In terms of German marque presence at HPDE/track days, Mercedes-Benz is perhaps the least common. We often encounter an Audi or two, and Volkswagen hatchbacks are semi-regulars, but it’s not uncommon for many track days to pass without seeing the three-pointed star.
Reasons for the lack of Benz track day representation? Probably vehicle purpose and performance orientation more than anything else. Historically, even AMG models have heavily prioritized road use over track. The last generation C63 AMG (W204) with 451 brake horsepower and 443 ft lbs. of torque ran an open differential as standard, so… yeah. Good luck out there.
We had the pleasure of running a C63 S around Michigan's Gingerman Raceway and found that Affalterbach’s apparent dual purpose engineering has paid off. Short of the AMG GT S and certain rarified Black Series models, the C63 S may be the most track-capable “standard” AMG to date.
Preliminary note: The following observations pertain to the C63 S with all settings in “Race” mode other than the gearbox, which was set to manual. Traction control off.
It’s probably AMG cliché to begin with a focus on the C63 S engine, but we’re going to do it anyways because, damn.
Of the current crop of performance sedan engines, the powerplant in the C63 S is the standout from every perspective. Don’t let anyone tell you otherwise. Kindly accuse them of being a brand loyalist and/or nuts, and exit the conversation.
Even on track where the sensation of power/acceleration is typically dulled, the C63 S’s 4.0 Liter V8 Biturbo is a brutish and constant presence. The exhaust rumble, pops and burbles are loud enough to be heard through a full face helmet. And the power – there's gobs of it.

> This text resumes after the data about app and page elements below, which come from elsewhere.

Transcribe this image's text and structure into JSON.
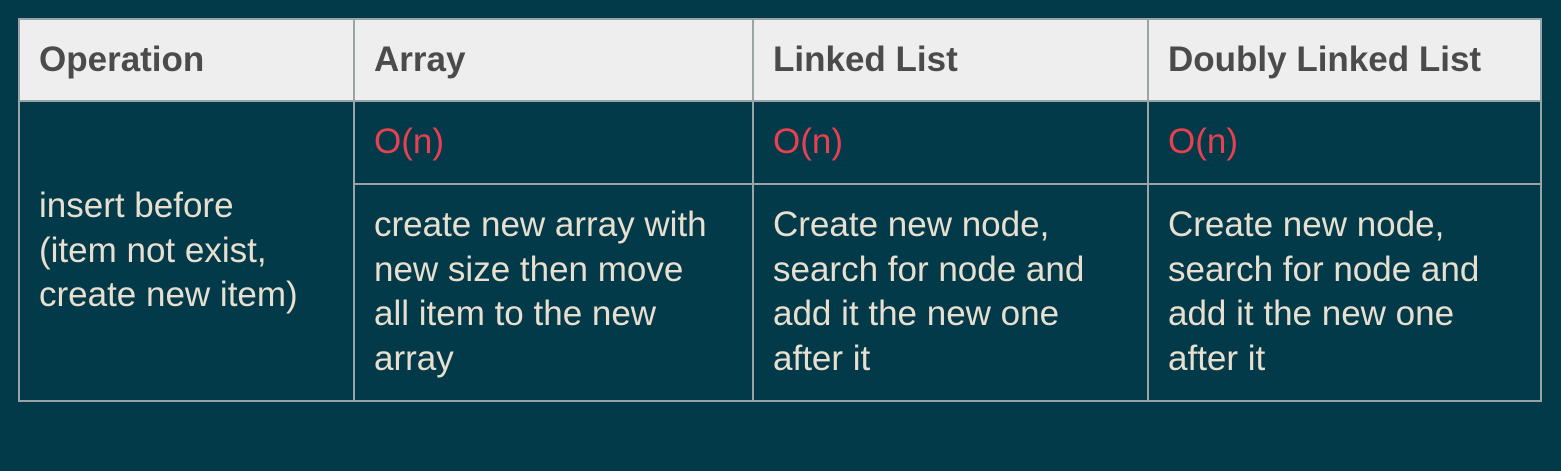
{
  "table": {
    "headers": [
      "Operation",
      "Array",
      "Linked List",
      "Doubly Linked List"
    ],
    "operation": "insert before (item not exist, create new item)",
    "operation_lines": [
      "insert before",
      "(item not exist,",
      "create new item)"
    ],
    "complexity": [
      "O(n)",
      "O(n)",
      "O(n)"
    ],
    "descriptions": [
      [
        "create new array with",
        "new size then move",
        "all item to the new",
        "array"
      ],
      [
        "Create new node,",
        "search for node and",
        "add it the new one",
        "after it"
      ],
      [
        "Create new node,",
        "search for node and",
        "add it the new one",
        "after it"
      ]
    ],
    "colors": {
      "background": "#033a4a",
      "header_background": "#eeeeee",
      "header_text": "#4b4b4b",
      "body_text": "#e7dfcf",
      "complexity_text": "#e8404f",
      "border": "#9aa3a6"
    }
  }
}
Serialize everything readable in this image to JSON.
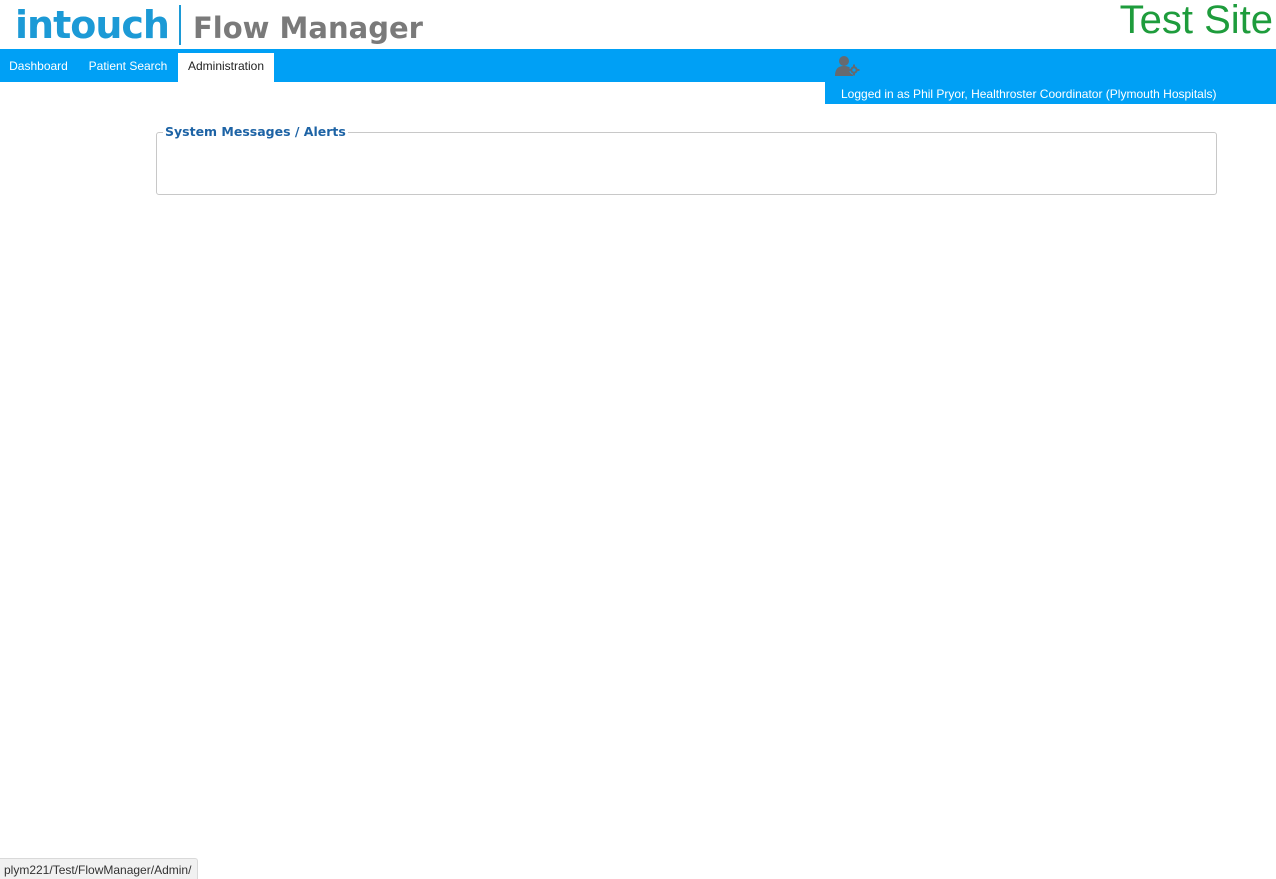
{
  "header": {
    "brand": "intouch",
    "product": "Flow Manager",
    "site_label": "Test Site"
  },
  "nav": {
    "tabs": [
      {
        "label": "Dashboard",
        "active": false
      },
      {
        "label": "Patient Search",
        "active": false
      },
      {
        "label": "Administration",
        "active": true
      }
    ]
  },
  "user": {
    "icon": "user-settings-icon",
    "logged_in_text": "Logged in as Phil Pryor, Healthroster Coordinator (Plymouth Hospitals)"
  },
  "main": {
    "alerts_title": "System Messages / Alerts"
  },
  "status_bar": {
    "url": "plym221/Test/FlowManager/Admin/"
  },
  "colors": {
    "nav_blue": "#00a0f5",
    "brand_blue": "#1c9ad6",
    "site_green": "#1e9c3c",
    "legend_blue": "#1d63a5"
  }
}
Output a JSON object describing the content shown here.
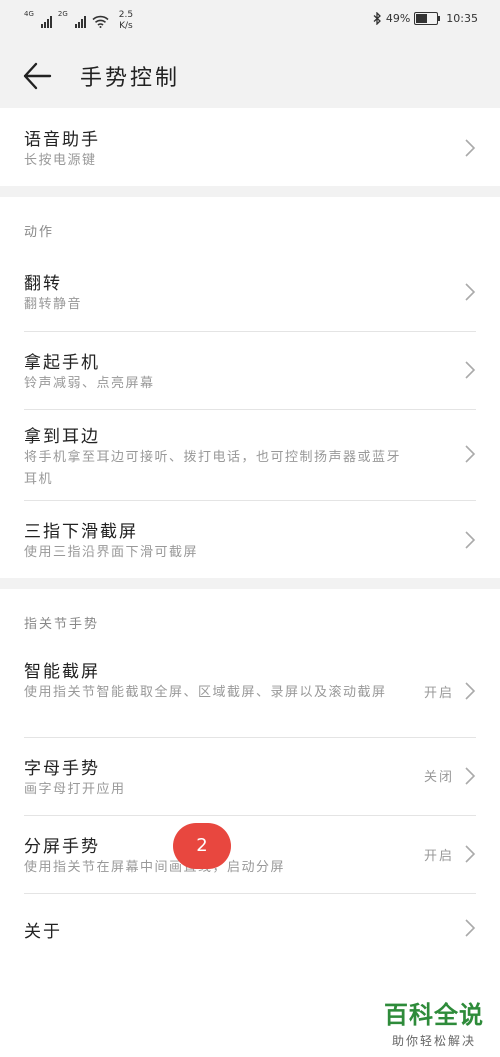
{
  "status": {
    "net1": "4G",
    "net2": "2G",
    "speed_value": "2.5",
    "speed_unit": "K/s",
    "battery": "49%",
    "battery_level": 0.49,
    "time": "10:35"
  },
  "header": {
    "title": "手势控制"
  },
  "voice": {
    "title": "语音助手",
    "subtitle": "长按电源键"
  },
  "actions": {
    "section": "动作",
    "items": [
      {
        "title": "翻转",
        "subtitle": "翻转静音"
      },
      {
        "title": "拿起手机",
        "subtitle": "铃声减弱、点亮屏幕"
      },
      {
        "title": "拿到耳边",
        "subtitle": "将手机拿至耳边可接听、拨打电话，也可控制扬声器或蓝牙耳机"
      },
      {
        "title": "三指下滑截屏",
        "subtitle": "使用三指沿界面下滑可截屏"
      }
    ]
  },
  "knuckle": {
    "section": "指关节手势",
    "items": [
      {
        "title": "智能截屏",
        "subtitle": "使用指关节智能截取全屏、区域截屏、录屏以及滚动截屏",
        "value": "开启"
      },
      {
        "title": "字母手势",
        "subtitle": "画字母打开应用",
        "value": "关闭"
      },
      {
        "title": "分屏手势",
        "subtitle": "使用指关节在屏幕中间画直线，启动分屏",
        "value": "开启"
      }
    ]
  },
  "about": {
    "title": "关于"
  },
  "marker": "2",
  "watermark": {
    "main": "百科全说",
    "sub": "助你轻松解决"
  }
}
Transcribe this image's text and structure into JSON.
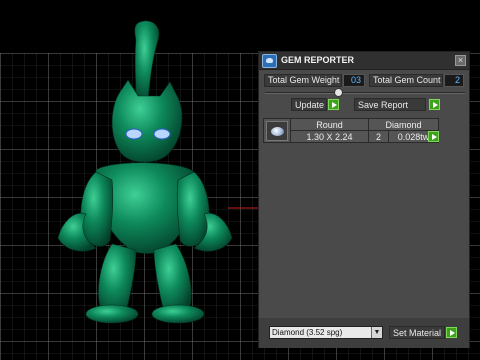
{
  "panel": {
    "title": "GEM REPORTER",
    "close_glyph": "×",
    "total_weight_label": "Total Gem Weight",
    "total_weight_value": "03",
    "total_count_label": "Total Gem Count",
    "total_count_value": "2",
    "update_label": "Update",
    "save_report_label": "Save Report",
    "table": {
      "headers": [
        "Round",
        "Diamond"
      ],
      "row": {
        "size": "1.30 X 2.24",
        "count": "2",
        "weight": "0.028tw"
      }
    },
    "material_select": "Diamond    (3.52 spg)",
    "set_material_label": "Set Material"
  },
  "colors": {
    "model": "#0e7a52",
    "grid": "#6a6a6a",
    "axis": "#c21f1f",
    "go_button": "#3ea21f",
    "value_text": "#63b8ff"
  },
  "icons": [
    "app-logo-icon",
    "close-icon",
    "slider-knob",
    "gem-thumbnail-icon",
    "play-arrow-icon",
    "dropdown-arrow-icon"
  ]
}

Engine response to throttle inputs is essentially immediate. Gun to the head can we tell it’s a turbocharged engine? Yes, in certain situations. Pin the throttle in 3rd exiting a corner and there’s a momentary delay until the engine responds at full prodigious capacity. Does this detract from the track experience? Not in our view.
Last but not least, engine cooling is apparently very sufficient. Oil temps were consistent throughout the day, and we never once felt power being withheld.
The C63 S gearbox is a gigantic step forward from the auto in the previous generation C63. Plenty fast on upshifts, and very importantly for track purposes, immediately responsive to paddle shift commands. Downshifting is excellent as well. Even when we called for high rpm downshifts, i.e. where the throttle blips just shy of redline, the shift command was followed. Really the only circumstance where the disadvantage of the C63 S’s gearbox is obvious (as compared to a dual-clutch) is during rapid, multiple downshifts.
C63 S handling dynamics near the limit aren’t perfect, but there’s still quite a bit to appreciate.
Front end/turn in grip is good, but not great as with the F8X BMW M3/M4. Carry just a little bit too much pace into a corner and the front end washes away. The same can occur if you're too early on the throttle and the rear end is hooked up. Patience is required.
Simply put, the 245 section front tires are clearly overwhelmed. Even the exceptional Michelin Pilot Super Sport tires struggle to bring the front end back in line with slightly too much corner entry speed. The C63 S is definitely a “slow in, fast out” sort of track car.
With the front end planted, the handling balance transitions to oversteer, and plenty of it. Mid-corner and on corner exit the back end is very active, but in a predictable, unintimidating way (well, most of the time anyways -- see 0:53 in the video below). Given judicious, well-timed throttle inputs the C63 S is easily controllable and definitely entertaining through the bends.
Listening to the chassis communication is made easier via excellent seats. Our C63 S was equipped with the Edition 1 pack, which includes AMG sport (Recaro Sportster CS-style) seats. Certainly some of the more bolstered and supportive seats we've experienced in a stock performance vehicle.